Volume 2013 (2013), Article ID 602871, 8 pages
http://dx.doi.org/10.1155/2013/602871
Clinical Study

Does Off-Pump Coronary Artery Bypass Grafting Negatively Impact Long-Term Survival and Freedom from Reintervention?

1Department of Cardiac Surgery, Harefield Hospital, Hill End Road, Harefield, London UB9 6JH, UK
2Department of Quality & Safety, Harefield Hospital, Hill End Road, Harefield, London UB9 6JH, UK

Received 14 April 2013; Accepted 5 August 2013

Academic Editor: Namal Wijesinghe

Copyright © 2013 Shahzad G. Raja et al. This is an open access article distributed under the Creative Commons Attribution License, which permits unrestricted use, distribution, and reproduction in any medium, provided the original work is properly cited.

Abstract

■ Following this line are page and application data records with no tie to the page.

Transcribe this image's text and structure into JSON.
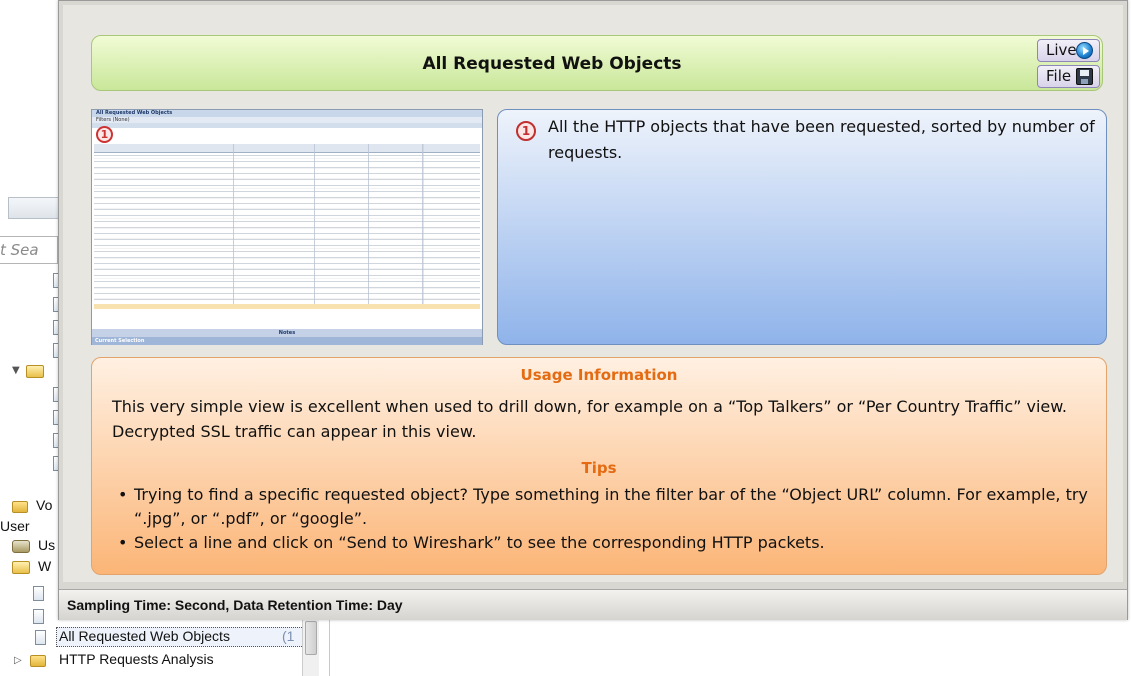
{
  "tree": {
    "search_placeholder": "t Sea",
    "partial_labels": {
      "vo": "Vo",
      "user": "User",
      "us": "Us",
      "w": "W"
    },
    "selected_item": "All Requested Web Objects",
    "selected_item_suffix": "(1",
    "next_item": "HTTP Requests Analysis"
  },
  "popup": {
    "title": "All Requested Web Objects",
    "live_button": "Live",
    "file_button": "File",
    "thumbnail": {
      "window_title": "All Requested Web Objects",
      "filter_label": "Filters (None)",
      "notes_label": "Notes",
      "status_label": "Current Selection"
    },
    "description": {
      "badge": "1",
      "text": "All the HTTP objects that have been requested, sorted by number of requests."
    },
    "usage": {
      "title": "Usage Information",
      "text": "This very simple view is excellent when used to drill down, for example on a “Top Talkers” or “Per Country Traffic” view. Decrypted SSL traffic can appear in this view.",
      "tips_title": "Tips",
      "tips": [
        "Trying to find a specific requested object? Type something in the filter bar of the “Object URL” column. For example, try “.jpg”, or “.pdf”, or “google”.",
        "Select a line and click on “Send to Wireshark” to see the corresponding HTTP packets."
      ]
    },
    "status": "Sampling Time: Second, Data Retention Time: Day"
  }
}
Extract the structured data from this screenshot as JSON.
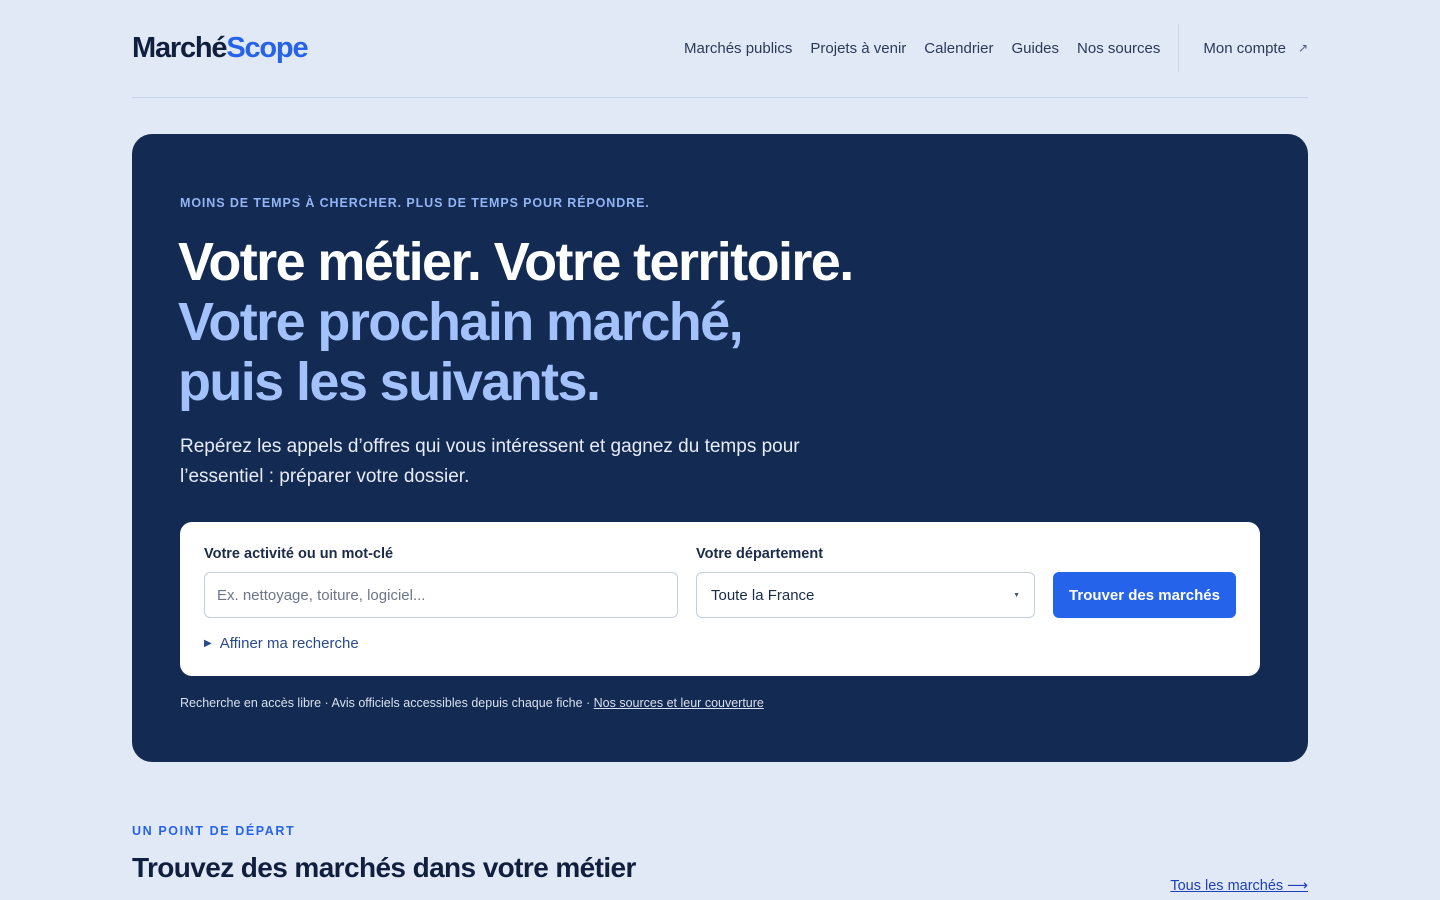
{
  "brand": {
    "part1": "Marché",
    "part2": "Scope"
  },
  "nav": {
    "links": [
      "Marchés publics",
      "Projets à venir",
      "Calendrier",
      "Guides",
      "Nos sources"
    ],
    "account_label": "Mon compte",
    "account_icon": "external-arrow-icon"
  },
  "hero": {
    "eyebrow": "MOINS DE TEMPS À CHERCHER. PLUS DE TEMPS POUR RÉPONDRE.",
    "headline_line1": "Votre métier. Votre territoire.",
    "headline_line2": "Votre prochain marché,",
    "headline_line3": "puis les suivants.",
    "lead": "Repérez les appels d’offres qui vous intéressent et gagnez du temps pour l’essentiel : préparer votre dossier."
  },
  "search": {
    "keyword_label": "Votre activité ou un mot-clé",
    "keyword_placeholder": "Ex. nettoyage, toiture, logiciel...",
    "keyword_value": "",
    "department_label": "Votre département",
    "department_value": "Toute la France",
    "submit_label": "Trouver des marchés",
    "refine_label": "Affiner ma recherche"
  },
  "note": {
    "text": "Recherche en accès libre · Avis officiels accessibles depuis chaque fiche · ",
    "link": "Nos sources et leur couverture"
  },
  "section": {
    "eyebrow": "UN POINT DE DÉPART",
    "title": "Trouvez des marchés dans votre métier",
    "link": "Tous les marchés ⟶"
  },
  "colors": {
    "page_bg": "#e2e9f6",
    "hero_bg": "#132a52",
    "accent": "#2563eb",
    "headline_accent": "#a3c1fb"
  }
}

Recently published evidence has raised concerns about worse late mortality and increasing need for reintervention after off-pump coronary artery bypass grafting. We undertook this study to assess the impact of off-pump coronary artery bypass grafting on survival and freedom from reintervention at 10 years. From January 2002 to December 2002, 307 consecutive patients who had isolated multivessel off-pump coronary artery bypass grafting at our institution were compared to a control group of 397 patients that underwent multivessel on-pump coronary artery bypass grafting during the same period. In addition, univariate and risk-adjusted comparisons between the two groups were performed at 10 years. Kaplan-Meier survival was similar for the two cohorts. After adjusting for clinical covariates, off-pump coronary artery bypass grafting did not emerge as a significant independent predictor of long-term mortality (Hazard Ratio 0.91; 95% Confidence Interval 0.70–1.12), readmission to hospital for cardiac cause (Hazard Ratio 0.96; 95% Confidence Interval 0.78–1.10), or the need for reintervention (Hazard Ratio 0.93; 95% Confidence Interval 0.87–1.05). Off-pump coronary artery bypass grafting compared with on-pump coronary artery bypass grafting does not adversely impact survival or freedom from reintervention at a 10-year follow-up.